REQUIRED ACTION :: Which of the lines in the records below hold the string "with"? Copy every one of them.

EXTRACTED RECORDS ::

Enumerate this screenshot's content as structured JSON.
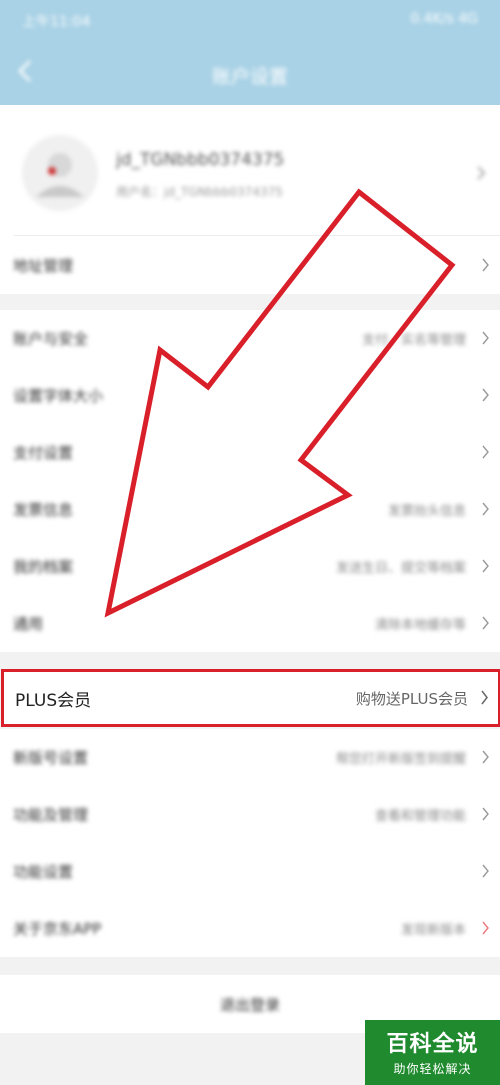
{
  "status_bar": {
    "time": "上午11:04",
    "right": "0.4K/s 4G"
  },
  "header": {
    "title": "账户设置"
  },
  "profile": {
    "username": "jd_TGNbbb0374375",
    "account_label": "用户名：jd_TGNbbb0374375"
  },
  "rows": [
    {
      "label": "地址管理",
      "value": ""
    },
    {
      "label": "账户与安全",
      "value": "支付、实名等管理"
    },
    {
      "label": "设置字体大小",
      "value": ""
    },
    {
      "label": "支付设置",
      "value": ""
    },
    {
      "label": "发票信息",
      "value": "发票抬头信息"
    },
    {
      "label": "我的档案",
      "value": "发送生日、提交等档案"
    },
    {
      "label": "通用",
      "value": "清除本地缓存等"
    },
    {
      "label": "PLUS会员",
      "value": "购物送PLUS会员"
    },
    {
      "label": "新版号设置",
      "value": "帮您打开新版签到提醒"
    },
    {
      "label": "功能及管理",
      "value": "查看和管理功能"
    },
    {
      "label": "功能设置",
      "value": ""
    },
    {
      "label": "关于京东APP",
      "value": "发现新版本"
    }
  ],
  "logout": {
    "label": "退出登录"
  },
  "watermark": {
    "title": "百科全说",
    "subtitle": "助你轻松解决"
  },
  "colors": {
    "header_bg": "#a9d2e6",
    "highlight": "#d9202a",
    "watermark_bg": "#1f8a2e"
  }
}
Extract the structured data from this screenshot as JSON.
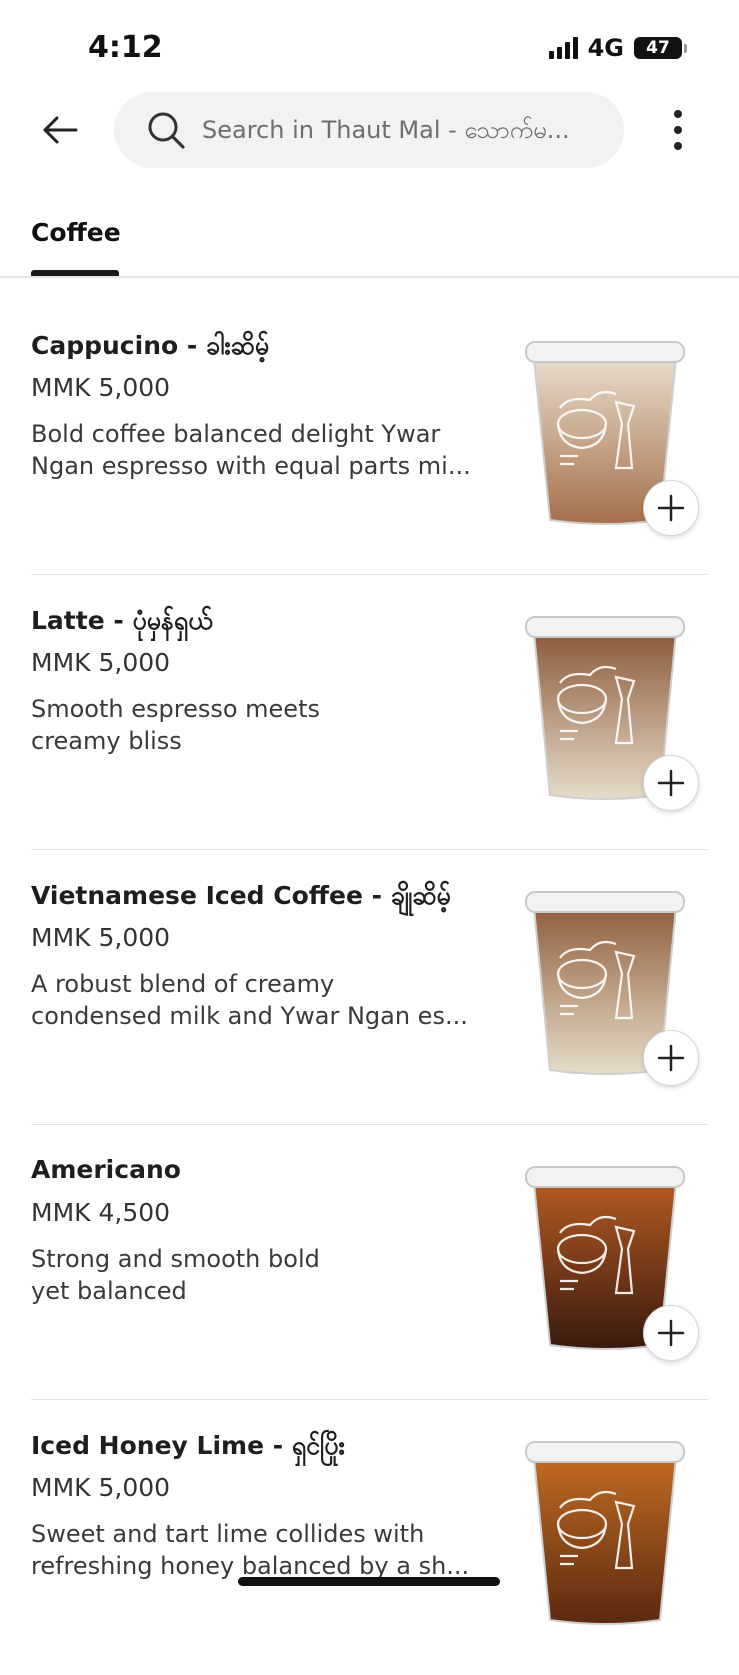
{
  "status_bar": {
    "time": "4:12",
    "network": "4G",
    "battery": "47"
  },
  "search": {
    "placeholder": "Search in Thaut Mal - သောက်မ..."
  },
  "tabs": [
    {
      "label": "Coffee",
      "active": true
    }
  ],
  "items": [
    {
      "name": "Cappucino - ခါးဆိမ့်",
      "price": "MMK 5,000",
      "description": "Bold coffee balanced delight Ywar\nNgan espresso with equal parts mi...",
      "drink_colors": {
        "top": "#e8dccd",
        "bottom": "#a4704a"
      }
    },
    {
      "name": "Latte - ပုံမှန်ရှယ်",
      "price": "MMK 5,000",
      "description": "Smooth espresso meets\ncreamy bliss",
      "drink_colors": {
        "top": "#8c5a3a",
        "bottom": "#e6dccb"
      }
    },
    {
      "name": "Vietnamese Iced Coffee - ချိုဆိမ့်",
      "price": "MMK 5,000",
      "description": "A robust blend of creamy\ncondensed milk and Ywar Ngan es...",
      "drink_colors": {
        "top": "#91603f",
        "bottom": "#e6ddc9"
      }
    },
    {
      "name": "Americano",
      "price": "MMK 4,500",
      "description": "Strong and smooth bold\nyet balanced",
      "drink_colors": {
        "top": "#b35a22",
        "bottom": "#3a1a0e"
      }
    },
    {
      "name": "Iced Honey Lime -  ရှင်ပြိုး",
      "price": "MMK 5,000",
      "description": "Sweet and tart lime collides with\nrefreshing honey balanced by a sh...",
      "drink_colors": {
        "top": "#c06a22",
        "bottom": "#5a2a10"
      }
    }
  ]
}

YOUR SOLUTION ::
      "description": "Bold coffee balanced delight Ywar\nNgan espresso with equal parts mi...",
      "description": "Sweet and tart lime collides with\nrefreshing honey balanced by a sh...",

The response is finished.